Jerry Reemer, NTBS's gym sponsor, says tricking is a safe path for people like Jankoski and Ipanag to follow. "I think it gives guys who are a little bit different an avenue to express themselves," says Reemer, "It gives them a good avenue instead of doing things that would get them into trouble."
Up in the air
Ipanag and Jankoski have developed a long-term commitment to tricking, and aspire to pursue this passion. Next year, Ipanag plans to move to California where he will follow his dreams of tricking, acting, dancing and playing music. "Without tricking I wouldn't have the confidence or self-esteem to do this," says Ipanag. He believes that the same confidence that allows him to perform these daring stunts drives him in other aspects of his life, as well. "Being able to trust your body teaches you how to trust yourself," he says.
Jankoski also sees a future in tricking that differs slightly from Ipanag's dreams. He wants to join the Tricker House and NTBS after he graduates high school. And NTBS expresses their excitement and readiness for him. "If he keeps on going down the line he's going down, he's going to be one of the world's best," says Atkins of NTBS's enthusiasm toward the prospect of Jankoski's addition to their team.
Ipanag explains that he and Jankoski represent the two different types of trickers — he wants to pursue tricking as a job, while Jankoski would rather pursue it for its artistic value . "I don't want a job in [tricking]," explains Jankoski. "It would over-justify my reason to trick."

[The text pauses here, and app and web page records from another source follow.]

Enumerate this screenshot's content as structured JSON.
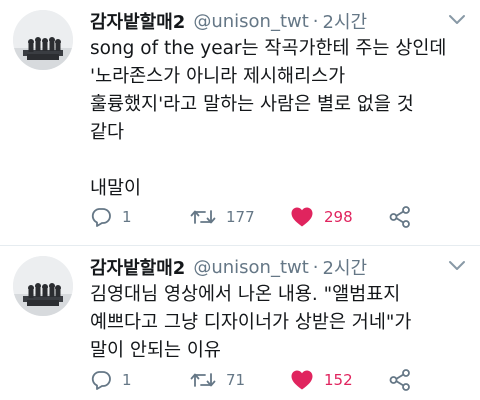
{
  "tweets": [
    {
      "display_name": "감자밭할매2",
      "handle": "@unison_twt",
      "separator": "·",
      "time": "2시간",
      "body_lines": [
        "song of the year는 작곡가한테 주는 상인데",
        "'노라존스가 아니라 제시해리스가",
        "훌륭했지'라고 말하는 사람은 별로 없을 것",
        "같다",
        "",
        "내말이"
      ],
      "replies": "1",
      "retweets": "177",
      "likes": "298",
      "liked": true
    },
    {
      "display_name": "감자밭할매2",
      "handle": "@unison_twt",
      "separator": "·",
      "time": "2시간",
      "body_lines": [
        "김영대님 영상에서 나온 내용. \"앨범표지",
        "예쁘다고 그냥 디자이너가 상받은 거네\"가",
        "말이 안되는 이유"
      ],
      "replies": "1",
      "retweets": "71",
      "likes": "152",
      "liked": true
    }
  ],
  "colors": {
    "text": "#14171a",
    "muted": "#657786",
    "like": "#e0245e",
    "divider": "#e6ecf0"
  },
  "icons": [
    "reply-icon",
    "retweet-icon",
    "heart-icon",
    "share-icon",
    "chevron-down-icon"
  ]
}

For Ipanag and Jankoski, tricking is skill, a community, and a passion. For these Blazers, tricking is a genuine calling. "Ever since I was little I wanted to learn how to fly," says Ipanag, "I guess tricking is the closest I'll ever be."